"Races like the Tour Down Under are good for cycling. They bring the sport to new countries, to new markets. It is also good for the riders. The globalisation of the sport is the future of cycling."
The stage today travelled out from Adelaide and featured six circuits of a 21 kilometre loop out and back from Stirling and working together Clarke and Clarke forged a lead of more than three minutes by the time they reached the first of the day's two Jayco intermediate sprints at Heathfield (35.2km). Will Clarke won the five points and three second time bonus with Simon second. Santos Tour Down Under leader Geraint Thomas rode through at the front of the peloton for third place and a one second time bonus.
The lead pair rode through Heathfield for the final Jayco intermediate sprint at the 56.6km mark in the same order but in the bunch it was Dutchman Maarten Tjallingii (Blanco) who grabbed the third place points.
The leaders kept up the pace while those in the peloton bided their time waiting to pounce. As the duo went under the finish arch for the second last circuit the pressure was on with a group of six riders joining them in front including Simon Clarke's team mate Daryl Impey from South Africa, Swiss rider Steve Morabito (BMC), Costa Rica's Andrey Amador (Movistar), Dutchman Boy van Poppel (Vacansoleil-DCM), Frenchman Thierry Hupond of Argos Shimano and Dane Brian Vandborg of Cannondale.
The group of eight worked hard to gain a gap but the margin didn't grow and as the final kilometres approached they were swallowed by the chasing bunch.
"It was a hard race today. You always hope to hold off for the win, but it's so hard in a WorldTour race," said Will Clarke. "The peloton controlled it. We were out there all day. When the other guys came up to us, it was only a gap of 30 seconds. We knew how quickly they can close the gap. I ran out of gas when the bunch caught us."
Radioshack-Leopard remains in the lead in the Hindmarsh winning team classification.
One rider who did not have a great day was reigning American road champion Timothy Duggan who crashed at a roundabout and was taken to hospital for treatment. It was bad luck for the 30 year old from the Saxo-Tinkoff team who at the start was talking of being in the action.
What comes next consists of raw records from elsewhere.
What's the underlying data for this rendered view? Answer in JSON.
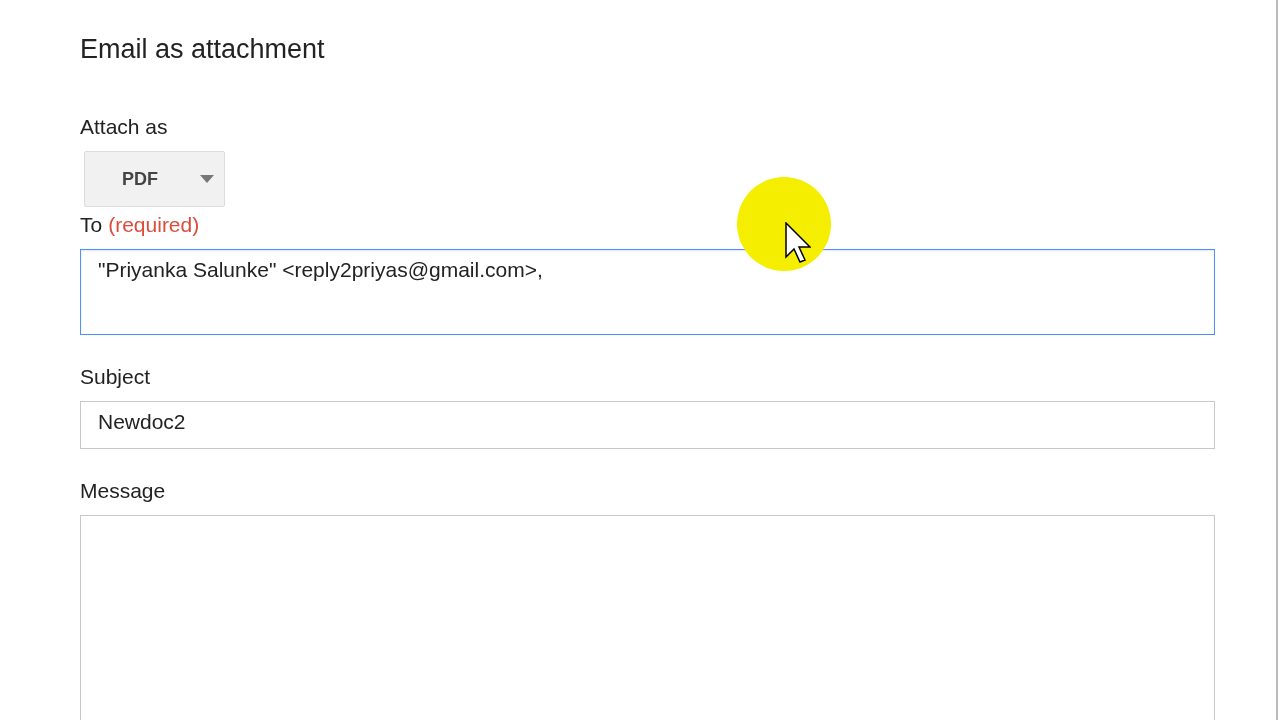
{
  "dialog": {
    "title": "Email as attachment"
  },
  "attach_as": {
    "label": "Attach as",
    "value": "PDF"
  },
  "to": {
    "label": "To",
    "note": "(required)",
    "value": "\"Priyanka Salunke\" <reply2priyas@gmail.com>,",
    "focused": true
  },
  "subject": {
    "label": "Subject",
    "value": "Newdoc2",
    "focused": false
  },
  "message": {
    "label": "Message",
    "focused": false
  }
}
"Today is one of those days where I can look to get into a breakaway. The long, grinding climb at the beginning of the stage is what I love to do," said Duggan before the start.
"It was 2km to go on the circuit with two laps to go on the round-about, he was on the right side," said Duggan's team director Fabrizio Guidi of the crash. "The doctor was immediately there, that was good. He was conscious and he was talking before they took him to the hospital. I don't know what happened, but he had pain on the collarbone. We have to wait.
"Chris-Anker Sorensen (team mate) also crashed. He is OK. He finished in the first group. Now we have to recover and see what we can do in this race," said Guidi.
Tomorrow the race begins in Modbury before travelling through the Adelaide Hills to the finish line in Tanunda in the heart of the renowned wine-growing Barossa region. Also on the road tomorrow will be six-and-a-half thousand recreational riders taking part in the annual Bupa Challenge Tour presented by The Advertiser that kicks off early in the morning and takes the participants over the same route as the professionals in the Santos Tour Down Under.